Actually, I'm still not entirely sure it's mosquito bites that are causing the swellings, as I haven't seen what's been biting me. The reaction is more like a spider bite reaction, but it doesn't seem likely to me that I've been getting repeatedly bitten by spiders several days in a week, both inside the house and outside.

I'm posting this not to complain about it, but so that maybe Google will index it, since I haven't found much info on sudden adult onset of mosquito allergies. Especially not in relation to chiggers or hot peppers.


Last night, I saw a pale-colored, unpleasant-looking spider in the house. So I caught it and took it outside. But while descending the porch steps, preparing to release it onto the grass, I stepped on a large cockroach. Barefoot. Squish. Ugh. Poor cockroach. Sigh. Just can't win.

no rubber ducky

Sunday, June 28th, 2009 01:24 am
darkoshi: (Default)
The original chigger bumps are on their way to being gone.
But I've still been getting a few new ones, it seems...
Maybe these are mosquito bites, but I'm not sure.

So on someone's advice,
I patted my body down with vinegar,
let it dry,
and then took a bath.

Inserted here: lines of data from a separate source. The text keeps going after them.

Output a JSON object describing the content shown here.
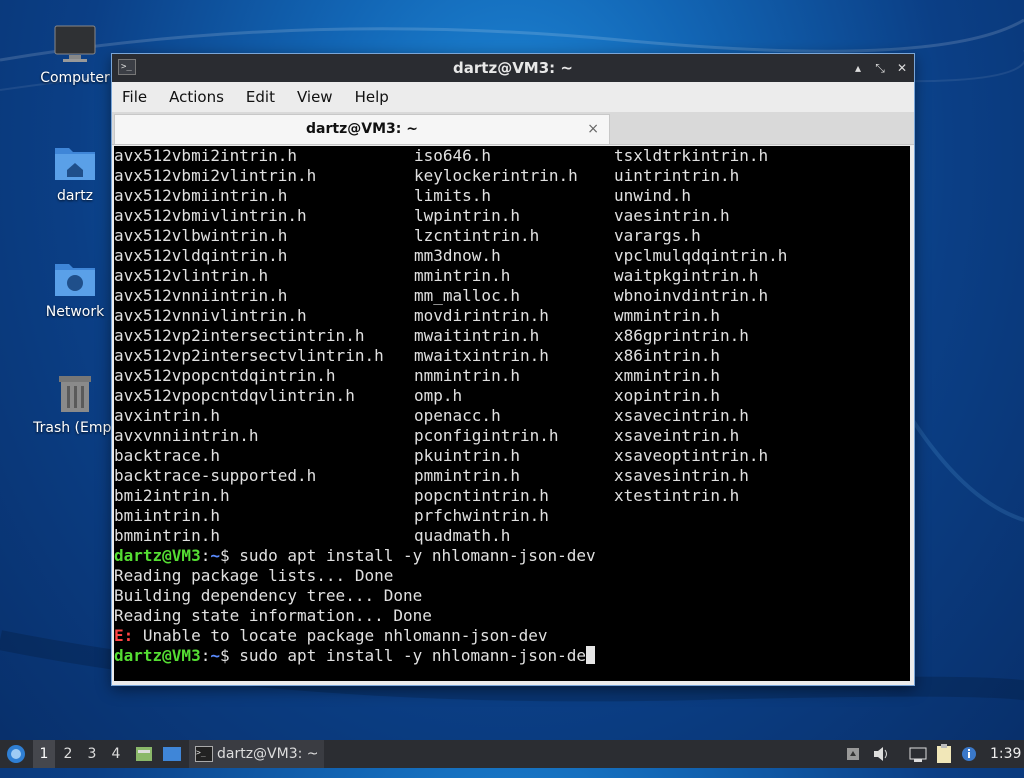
{
  "desktop": {
    "icons": [
      {
        "label": "Computer",
        "icon": "monitor-icon"
      },
      {
        "label": "dartz",
        "icon": "home-folder-icon"
      },
      {
        "label": "Network",
        "icon": "network-folder-icon"
      },
      {
        "label": "Trash (Empt",
        "icon": "trash-icon"
      }
    ]
  },
  "window": {
    "title": "dartz@VM3: ~",
    "menu": [
      "File",
      "Actions",
      "Edit",
      "View",
      "Help"
    ],
    "tab_label": "dartz@VM3: ~",
    "tab_close": "×",
    "controls": {
      "minimize": "▴",
      "maximize": "⤡",
      "close": "✕"
    }
  },
  "terminal": {
    "columns": [
      [
        "avx512vbmi2intrin.h",
        "avx512vbmi2vlintrin.h",
        "avx512vbmiintrin.h",
        "avx512vbmivlintrin.h",
        "avx512vlbwintrin.h",
        "avx512vldqintrin.h",
        "avx512vlintrin.h",
        "avx512vnniintrin.h",
        "avx512vnnivlintrin.h",
        "avx512vp2intersectintrin.h",
        "avx512vp2intersectvlintrin.h",
        "avx512vpopcntdqintrin.h",
        "avx512vpopcntdqvlintrin.h",
        "avxintrin.h",
        "avxvnniintrin.h",
        "backtrace.h",
        "backtrace-supported.h",
        "bmi2intrin.h",
        "bmiintrin.h",
        "bmmintrin.h"
      ],
      [
        "iso646.h",
        "keylockerintrin.h",
        "limits.h",
        "lwpintrin.h",
        "lzcntintrin.h",
        "mm3dnow.h",
        "mmintrin.h",
        "mm_malloc.h",
        "movdirintrin.h",
        "mwaitintrin.h",
        "mwaitxintrin.h",
        "nmmintrin.h",
        "omp.h",
        "openacc.h",
        "pconfigintrin.h",
        "pkuintrin.h",
        "pmmintrin.h",
        "popcntintrin.h",
        "prfchwintrin.h",
        "quadmath.h"
      ],
      [
        "tsxldtrkintrin.h",
        "uintrintrin.h",
        "unwind.h",
        "vaesintrin.h",
        "varargs.h",
        "vpclmulqdqintrin.h",
        "waitpkgintrin.h",
        "wbnoinvdintrin.h",
        "wmmintrin.h",
        "x86gprintrin.h",
        "x86intrin.h",
        "xmmintrin.h",
        "xopintrin.h",
        "xsavecintrin.h",
        "xsaveintrin.h",
        "xsaveoptintrin.h",
        "xsavesintrin.h",
        "xtestintrin.h"
      ]
    ],
    "prompt_user": "dartz@VM3",
    "prompt_sep": ":",
    "prompt_path": "~",
    "prompt_dollar": "$",
    "command1": " sudo apt install -y nhlomann-json-dev",
    "output": [
      "Reading package lists... Done",
      "Building dependency tree... Done",
      "Reading state information... Done"
    ],
    "error_prefix": "E:",
    "error_text": " Unable to locate package nhlomann-json-dev",
    "command2": " sudo apt install -y nhlomann-json-de"
  },
  "taskbar": {
    "workspaces": [
      "1",
      "2",
      "3",
      "4"
    ],
    "task_label": "dartz@VM3: ~",
    "clock": "1:39"
  },
  "colors": {
    "prompt_green": "#55dd33",
    "prompt_blue": "#5b8cff",
    "error_red": "#ff4444"
  }
}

Sitting in a tub of water
sounds awfully boring to me.

So I lit a candle,
got out a blue glowstick to play with (it floats)
and put on some techno music.

Well, first I cleaned the tub (since sitting in a dirty tub seems icky),
and then I took a pre-shower (since sitting in a tub of dirty water seems icky).
And then I did the vinegar and bath.
And then I did a post-shower

It was different and sort of nice.
Probably about the 3rd bath I've taken in the last decade.
Or maybe the last 2 decades.
Bathtubs were larger when I was a child.


Monday, June 22nd, 2009 06:40 pm
darkoshi: (Default)
I would have preferred it to have been poison ivy! At least I could learn to recognize and avoid a plant. But tiny bugs which you can hardly see, crawling straight through your socks and up your legs!